The cityscape masks the deals that Trump wrote about in his book, the high-risk profiteering and the borderline illegal (and outright illegal) maneuvers deal-makers make. But there are plenty of legal millions made in the city where human labor and natural resources are taken advantage of. Trump is only the latest example of what the Old Testament prophets railed at Jerusalem about in the books of Isaiah, Jeremiah, and Ezekiel. Jesus himself wept as he viewed Jerusalem prior to his entrance there. The lack of religious leadership, the corruption of the temple oligarchy compromised a city’s wealth. The lack of standards and enforcement undermines the greatest of cities and invalidates their wealth. The bearers of such criticism encounter lethal reprisal from those in power. They do not welcome restriction. Markets must not only be free, they also must not be questioned. Cities cannot afford to be respecters of persons and still compete.
But cities are indeed wonders to behold–the skylines, the parks, the avenues and promenades, the monuments and memorials. What Pierre Charles L'Enfant did for Washington DC, what Baron Haussmann did for Paris, Frederick Law Olmstead did for New York and Boston, fulfilled more grandly what every city strives for–public distinction that makes its citizens feel proud just for living there. And we should never underestimate the creativity and innovation which are only possible in cities, not to mention the satisfaction, the fun and the cultural riches found in them. The city is a miracle, the most advanced artform of human civilization.
Cities have a concentration of financial capital, but human capital constitutes the wealth of any nation. One economic theory (Jane Jacobs) holds that a state without a city is a poor state. And that is exactly the lack that Vladimir Putin thinks he will correct by taking Ukraine, because in that country are multiple vigorous cities like Kyiv, etc. Then beyond Ukraine are Poland and all Eastern Europe with their great cities for the taking. The city is indeed a miracle, and Russia badly needs a miracle.

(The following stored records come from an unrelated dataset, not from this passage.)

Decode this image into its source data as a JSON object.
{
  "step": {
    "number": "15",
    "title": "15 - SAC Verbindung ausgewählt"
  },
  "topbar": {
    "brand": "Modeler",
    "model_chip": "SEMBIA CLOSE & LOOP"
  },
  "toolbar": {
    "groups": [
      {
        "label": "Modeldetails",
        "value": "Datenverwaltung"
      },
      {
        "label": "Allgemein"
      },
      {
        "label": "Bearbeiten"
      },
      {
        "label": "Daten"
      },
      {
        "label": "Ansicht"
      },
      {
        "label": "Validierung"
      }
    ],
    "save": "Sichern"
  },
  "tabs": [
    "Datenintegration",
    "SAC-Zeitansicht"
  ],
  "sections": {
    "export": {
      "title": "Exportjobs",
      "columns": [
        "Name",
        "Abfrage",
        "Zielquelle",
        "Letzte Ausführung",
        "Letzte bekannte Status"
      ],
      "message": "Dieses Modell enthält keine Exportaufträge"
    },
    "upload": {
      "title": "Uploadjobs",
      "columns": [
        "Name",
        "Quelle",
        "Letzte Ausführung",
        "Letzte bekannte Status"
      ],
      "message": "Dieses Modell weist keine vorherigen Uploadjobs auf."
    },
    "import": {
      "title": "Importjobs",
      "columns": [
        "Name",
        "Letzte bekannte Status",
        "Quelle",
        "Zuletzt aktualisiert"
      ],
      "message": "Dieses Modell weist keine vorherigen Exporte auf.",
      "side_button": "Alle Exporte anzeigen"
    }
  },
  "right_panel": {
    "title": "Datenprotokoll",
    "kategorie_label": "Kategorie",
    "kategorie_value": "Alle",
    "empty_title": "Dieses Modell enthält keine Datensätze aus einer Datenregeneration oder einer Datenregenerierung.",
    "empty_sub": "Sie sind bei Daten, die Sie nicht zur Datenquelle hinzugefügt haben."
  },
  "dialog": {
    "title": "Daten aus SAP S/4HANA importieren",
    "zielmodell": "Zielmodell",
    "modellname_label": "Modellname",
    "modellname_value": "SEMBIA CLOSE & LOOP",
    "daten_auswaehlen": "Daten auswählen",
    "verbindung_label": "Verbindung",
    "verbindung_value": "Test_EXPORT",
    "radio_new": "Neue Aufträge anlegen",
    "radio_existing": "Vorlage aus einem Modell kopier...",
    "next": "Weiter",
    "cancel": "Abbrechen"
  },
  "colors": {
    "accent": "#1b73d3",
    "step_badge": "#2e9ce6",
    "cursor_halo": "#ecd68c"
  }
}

Vanity, vanity, all is vanity if the city’s wealth is won at the expense of the women, men and children who populate the city. The existence of the church in the city can serve to remind all the relevant parties of the plumb line held by Yahweh before all people. Whether business heeds it or not, the plumb line determines all–and the religious communities make that known.
In the greater city, of which Newton is a small part, people struggle for survival. Race and ethnicity place thick filters over the doors to opportunity. It is interesting that Pope Francis pauses in his encyclical about global warming to remind us that love of nature is empty without love of humanity. That love is scarce when city governments have their own racial blinders on, and often collude with the financial power brokers. Cities deserve judgment, and they deserve support. How can a church, like the one situated here at Newton Corners, do that? Consider calling a minister who serves as a city missioner in a city setting and acts as a chaplain to the congregation on Sunday mornings. Or dedicate a portion of the endowment earnings to a non-profit or agency in the city who fulfills our mission as a proxy.
I have been at pains since I came to Eliot to help you see yourselves as a “city church.” The day you do, you will discover your mission and your destiny.